“Trust me,” I said. “This will work. I promise.”

But now others had overheard, and panic rippled across the room. “Tha’ woman is right,” someone called out from the gray shadows of the basement. “If they get in upstairs, they’ll easily break down this ol’ door. And then, we’re trapped here, like pigs ready for slaughter.”

“They won’t break down the door. They can break through glass, sure — but not a solid wooden door.”

“Rebecca, if they can stop a car,” Daniel whispered, his face hidden in the shadows, “don’t you think they can break down a door?”

Another voice jumped in, coming from the silhouette of an old woman. Her back was strangely crooked, and her eyes glittered in the dim light. “We’re sitting ducks. We need to go back upstairs!”

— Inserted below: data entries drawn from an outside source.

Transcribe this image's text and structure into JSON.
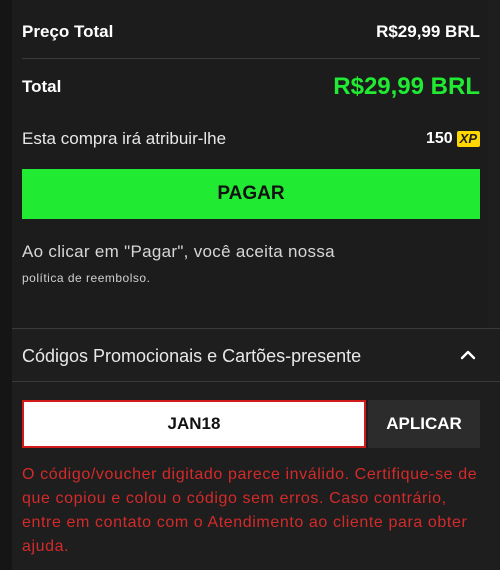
{
  "summary": {
    "subtotal_label": "Preço Total",
    "subtotal_value": "R$29,99 BRL",
    "total_label": "Total",
    "total_value": "R$29,99 BRL",
    "xp_text": "Esta compra irá atribuir-lhe",
    "xp_amount": "150",
    "xp_badge": "XP",
    "pay_label": "PAGAR",
    "terms_line1": "Ao clicar em \"Pagar\", você aceita nossa",
    "terms_line2": "política de reembolso."
  },
  "promo": {
    "title": "Códigos Promocionais e Cartões-presente",
    "code_value": "JAN18",
    "apply_label": "APLICAR",
    "error_message": "O código/voucher digitado parece inválido. Certifique-se de que copiou e colou o código sem erros. Caso contrário, entre em contato com o Atendimento ao cliente para obter ajuda."
  },
  "colors": {
    "accent_green": "#21ea33",
    "error_red": "#d42a2a",
    "xp_yellow": "#ffd800",
    "background": "#1e1e1e"
  },
  "icons": {
    "collapse": "chevron-up-icon"
  }
}
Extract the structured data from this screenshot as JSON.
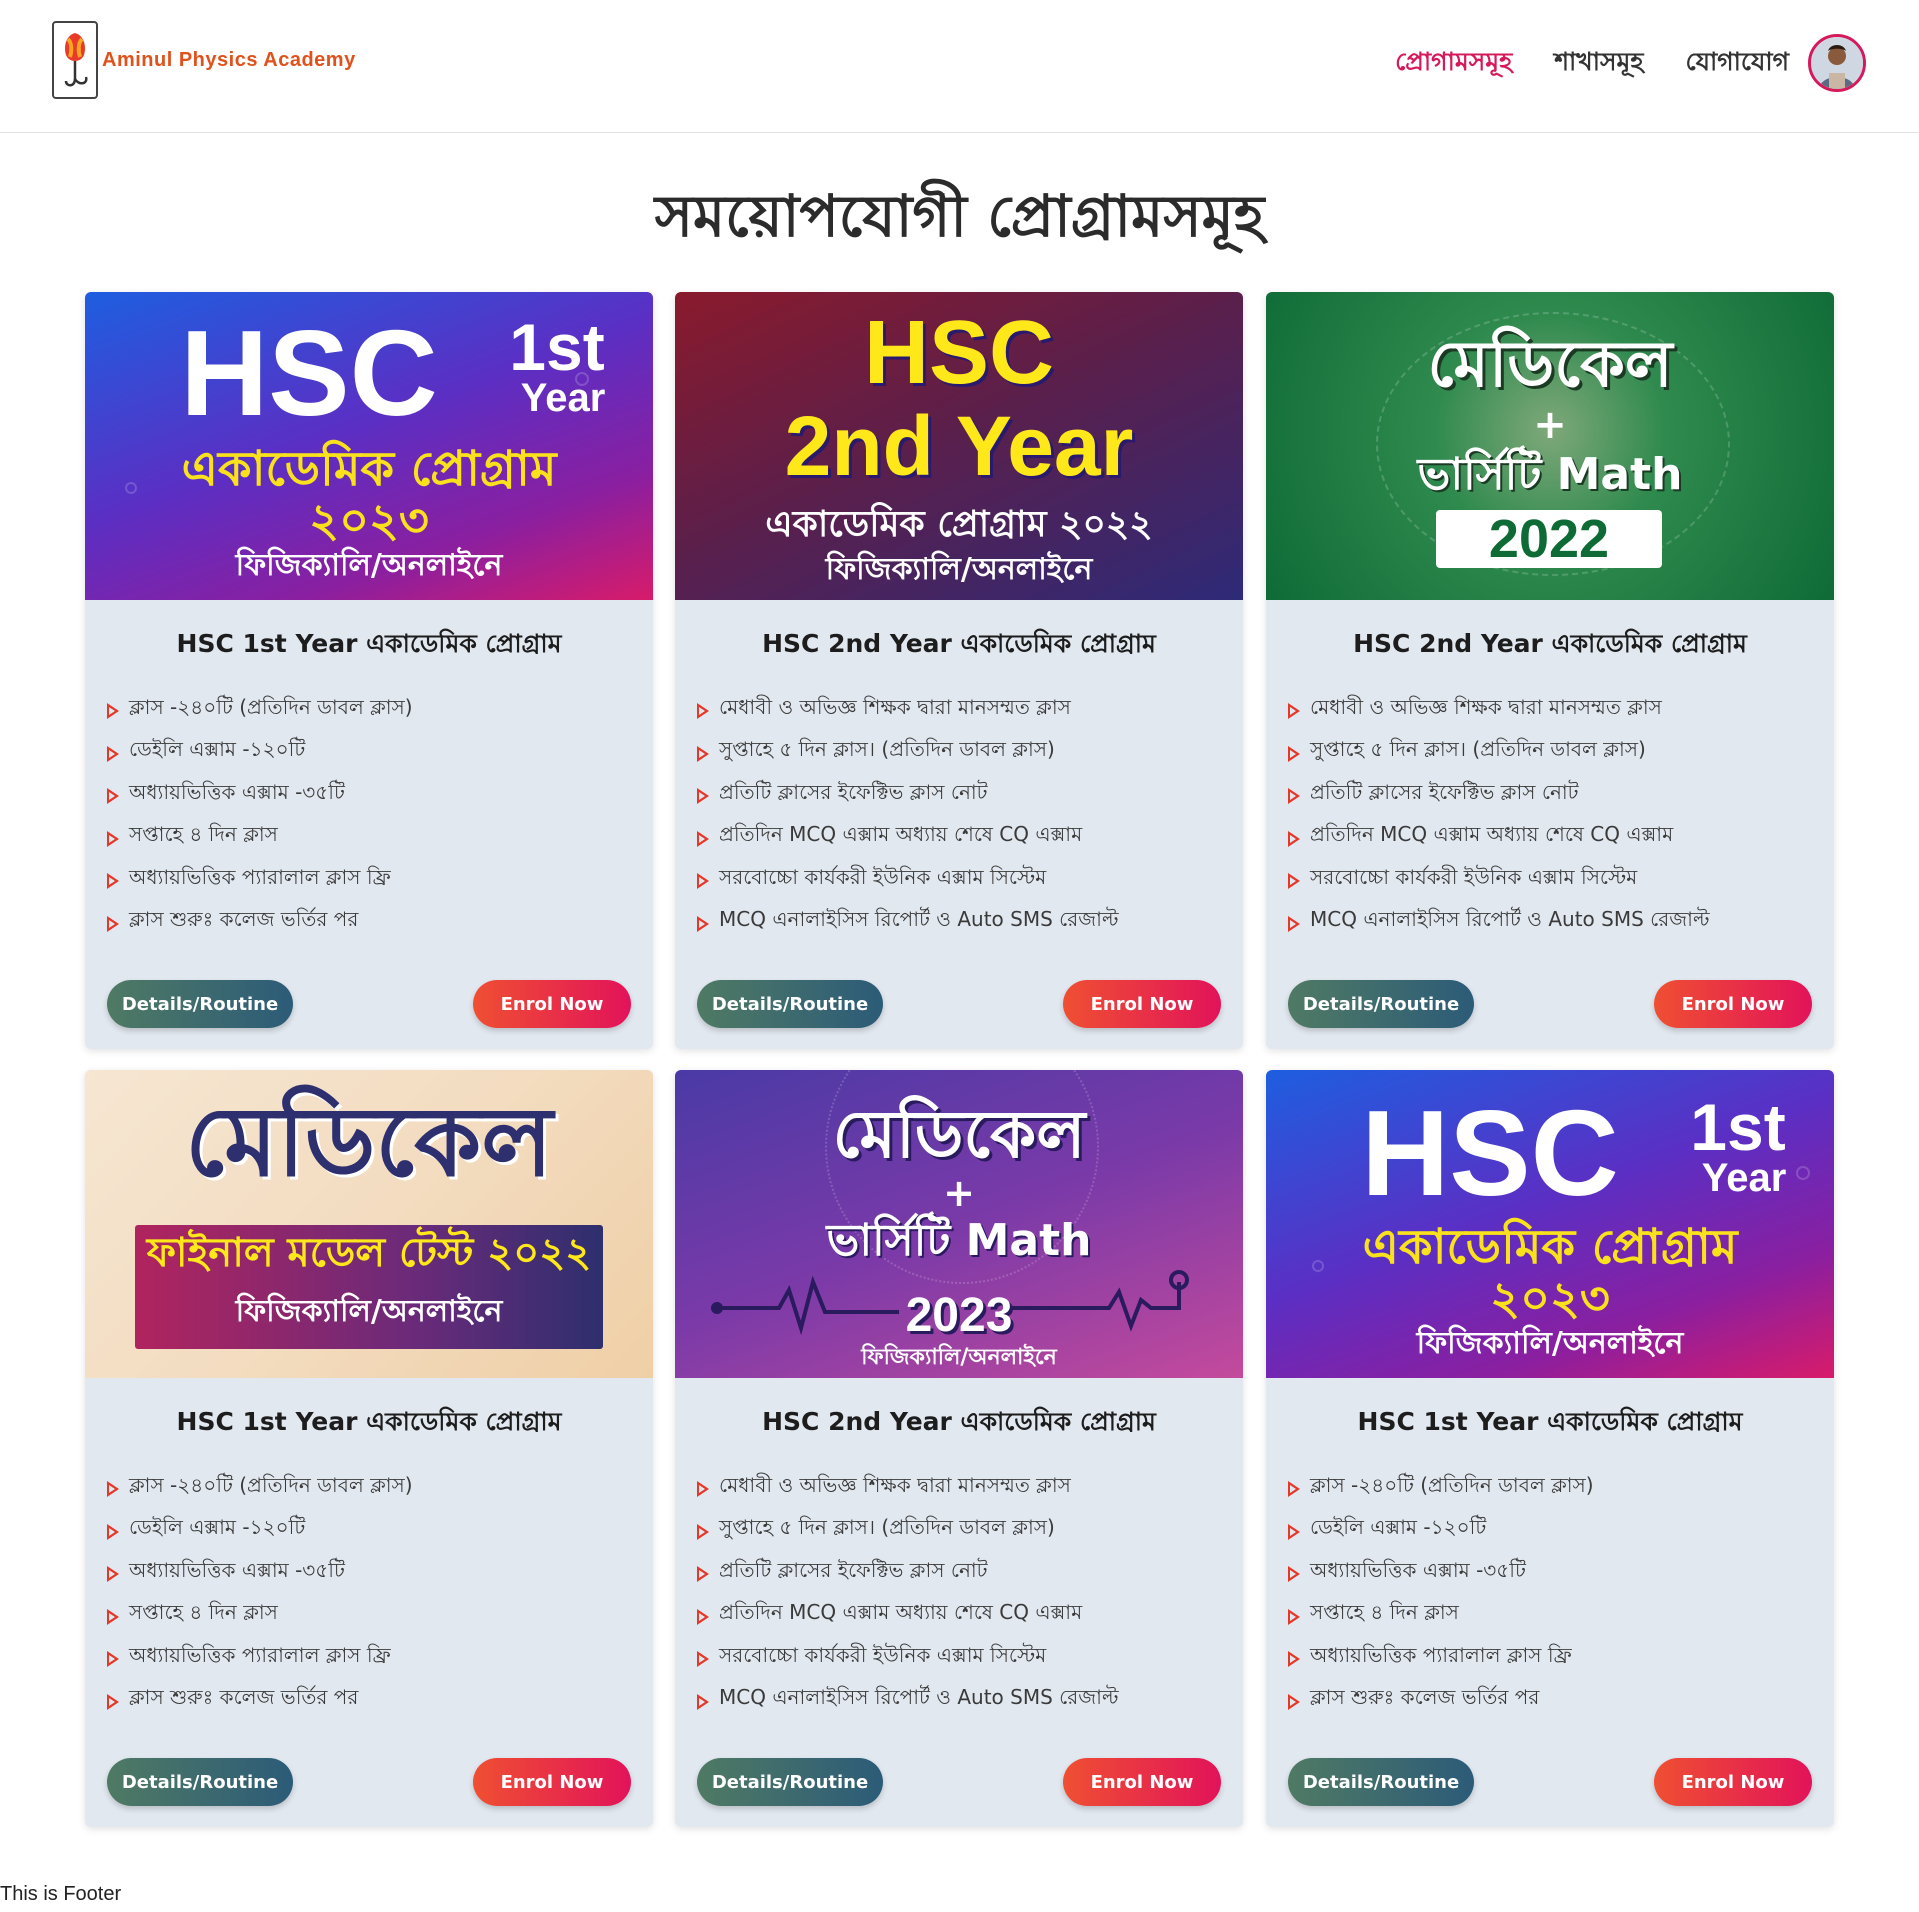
{
  "brand": {
    "name": "Aminul Physics Academy"
  },
  "nav": {
    "links": [
      {
        "label": "প্রোগামসমূহ",
        "active": true
      },
      {
        "label": "শাখাসমূহ",
        "active": false
      },
      {
        "label": "যোগাযোগ",
        "active": false
      }
    ]
  },
  "page": {
    "title": "সময়োপযোগী প্রোগ্রামসমূহ"
  },
  "colors": {
    "accent": "#d6195a",
    "enrol_start": "#ef4f32",
    "enrol_end": "#e2135a",
    "details_start": "#4f7a64",
    "details_end": "#2c5b78",
    "card_bg": "#e2e8f0",
    "bullet": "#e23a2a"
  },
  "cards": [
    {
      "banner": {
        "big1": "HSC",
        "big2": "1st",
        "big3": "Year",
        "line1": "একাডেমিক প্রোগ্রাম",
        "line2": "২০২৩",
        "line3": "ফিজিক্যালি/অনলাইনে"
      },
      "title": "HSC 1st Year একাডেমিক প্রোগ্রাম",
      "features": [
        "ক্লাস -২৪০টি (প্রতিদিন ডাবল ক্লাস)",
        "ডেইলি এক্সাম -১২০টি",
        "অধ্যায়ভিত্তিক এক্সাম -৩৫টি",
        "সপ্তাহে ৪ দিন ক্লাস",
        "অধ্যায়ভিত্তিক প্যারালাল ক্লাস ফ্রি",
        "ক্লাস শুরুঃ কলেজ ভর্তির পর"
      ],
      "details_label": "Details/Routine",
      "enrol_label": "Enrol Now"
    },
    {
      "banner": {
        "big1": "HSC",
        "big2": "2nd Year",
        "line1": "একাডেমিক প্রোগ্রাম ২০২২",
        "line2": "ফিজিক্যালি/অনলাইনে"
      },
      "title": "HSC 2nd Year একাডেমিক প্রোগ্রাম",
      "features": [
        "মেধাবী ও অভিজ্ঞ শিক্ষক দ্বারা মানসম্মত ক্লাস",
        "সুপ্তাহে ৫ দিন ক্লাস। (প্রতিদিন ডাবল ক্লাস)",
        "প্রতিটি ক্লাসের ইফেক্টিভ ক্লাস নোট",
        "প্রতিদিন MCQ এক্সাম অধ্যায় শেষে CQ এক্সাম",
        "সরবোচ্চো কার্যকরী ইউনিক এক্সাম সিস্টেম",
        "MCQ এনালাইসিস রিপোর্ট ও Auto SMS রেজাল্ট"
      ],
      "details_label": "Details/Routine",
      "enrol_label": "Enrol Now"
    },
    {
      "banner": {
        "line1": "মেডিকেল",
        "plus": "+",
        "line2": "ভার্সিটি Math",
        "year": "2022"
      },
      "title": "HSC 2nd Year একাডেমিক প্রোগ্রাম",
      "features": [
        "মেধাবী ও অভিজ্ঞ শিক্ষক দ্বারা মানসম্মত ক্লাস",
        "সুপ্তাহে ৫ দিন ক্লাস। (প্রতিদিন ডাবল ক্লাস)",
        "প্রতিটি ক্লাসের ইফেক্টিভ ক্লাস নোট",
        "প্রতিদিন MCQ এক্সাম অধ্যায় শেষে CQ এক্সাম",
        "সরবোচ্চো কার্যকরী ইউনিক এক্সাম সিস্টেম",
        "MCQ এনালাইসিস রিপোর্ট ও Auto SMS রেজাল্ট"
      ],
      "details_label": "Details/Routine",
      "enrol_label": "Enrol Now"
    },
    {
      "banner": {
        "line1": "মেডিকেল",
        "line2": "ফাইনাল মডেল টেস্ট ২০২২",
        "line3": "ফিজিক্যালি/অনলাইনে"
      },
      "title": "HSC 1st Year একাডেমিক প্রোগ্রাম",
      "features": [
        "ক্লাস -২৪০টি (প্রতিদিন ডাবল ক্লাস)",
        "ডেইলি এক্সাম -১২০টি",
        "অধ্যায়ভিত্তিক এক্সাম -৩৫টি",
        "সপ্তাহে ৪ দিন ক্লাস",
        "অধ্যায়ভিত্তিক প্যারালাল ক্লাস ফ্রি",
        "ক্লাস শুরুঃ কলেজ ভর্তির পর"
      ],
      "details_label": "Details/Routine",
      "enrol_label": "Enrol Now"
    },
    {
      "banner": {
        "line1": "মেডিকেল",
        "plus": "+",
        "line2": "ভার্সিটি Math",
        "year": "2023",
        "line3": "ফিজিক্যালি/অনলাইনে"
      },
      "title": "HSC 2nd Year একাডেমিক প্রোগ্রাম",
      "features": [
        "মেধাবী ও অভিজ্ঞ শিক্ষক দ্বারা মানসম্মত ক্লাস",
        "সুপ্তাহে ৫ দিন ক্লাস। (প্রতিদিন ডাবল ক্লাস)",
        "প্রতিটি ক্লাসের ইফেক্টিভ ক্লাস নোট",
        "প্রতিদিন MCQ এক্সাম অধ্যায় শেষে CQ এক্সাম",
        "সরবোচ্চো কার্যকরী ইউনিক এক্সাম সিস্টেম",
        "MCQ এনালাইসিস রিপোর্ট ও Auto SMS রেজাল্ট"
      ],
      "details_label": "Details/Routine",
      "enrol_label": "Enrol Now"
    },
    {
      "banner": {
        "big1": "HSC",
        "big2": "1st",
        "big3": "Year",
        "line1": "একাডেমিক প্রোগ্রাম",
        "line2": "২০২৩",
        "line3": "ফিজিক্যালি/অনলাইনে"
      },
      "title": "HSC 1st Year একাডেমিক প্রোগ্রাম",
      "features": [
        "ক্লাস -২৪০টি (প্রতিদিন ডাবল ক্লাস)",
        "ডেইলি এক্সাম -১২০টি",
        "অধ্যায়ভিত্তিক এক্সাম -৩৫টি",
        "সপ্তাহে ৪ দিন ক্লাস",
        "অধ্যায়ভিত্তিক প্যারালাল ক্লাস ফ্রি",
        "ক্লাস শুরুঃ কলেজ ভর্তির পর"
      ],
      "details_label": "Details/Routine",
      "enrol_label": "Enrol Now"
    }
  ],
  "footer": {
    "text": "This is Footer"
  }
}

“Yes! We have to go back upstairs —”



They must have seen the shadows.

All of them.

“We need to stay here! It’s the only place we’re safe!” I screamed. “Don’t you get it?!”

A silence filled the room.

Then Kendra lifted her arm —

And pointed straight at me.

“She saw them, didn’t she?”

Daniel stared at me — tears welling in his eyes, glinting off the dim light. “I thought I pulled the curtain in time. But I — I must’ve been too late.”

Someone grabbed my arms. Another thrust my face under the light. Kendra bent over me, her face contorted in a frown.

“Her pupils aren’t contracting with the light.”

I pulled and wriggled. “I’m just trying to help! To save you all! Let me go!”

Click. The door opened, and I was carried up the staircase. “Wait — where are you taking her?!” Daniel yelled behind me. “You can’t do this! There’s a way to break the trance, isn’t there? She did it with me! Took off my glasses, and —”

“Sure, if you wanna cut out her eyes so she ain’t seein’ no more,” the man holding me spat.

“Daniel! Don’t let them take me! Please —”



My eyes fluttered open.

Pitch black.

No. Those men must’ve thrown me in the forest. And I’m here, in the darkness, with the ice shadows. My heart started to race. Am I one of them, now? A flitting, demonic shadow, with glittering white eyes?

No. Wait. The last thing I remember was someone talking about cutting my eyes out.

I began to panic. I don’t have eyes anymore. That’s what they did no, no, no

A sliver of light appeared. And the door creaked open.

“How are you feeling?”

“Daniel!” I tried to stand up, and failed.

“Sorry about that,” he said. I looked down; thick rope wrapped around my body, tying me to the chair. “They were going to throw you outside the house, but I… uh… persuaded them to lock you here instead.” He rubbed his knuckles.

“Is everyone okay?”

“Yeah. Except for Kendra’s dad.” He bent down, and began working on the knots. “The sun came up a few hours ago, and it looks like the shadows are gone.”

“But what about… everything —”

Kendra poked her head in. “The people want to talk to you,” she said to Daniel. “Oh, Rebecca, you’re okay!”

“I am,” I said, smiling at her. “Wait — what people?”

“Some official-looking people. They drove in this morning, said they’ll be ‘cleansing’ the area. I think that black-haired woman is one of them.” The rope unraveled, and I stood. “Anyway, let’s get you downstairs. We got bagels.”

I held took his hand, and we made our way down to the kitchen.


Later that afternoon, we drove the six hours back home. We spent the rest of our honeymoon indoors — catching up on sleep, rest, and quality time. Life has been pretty uneventful since then, and we’ve been having a fantastic time.

Except that, sometimes, when I look out the window late at night —

I see two glittering eyes in the forest behind our house.

And I have the urge to open the door.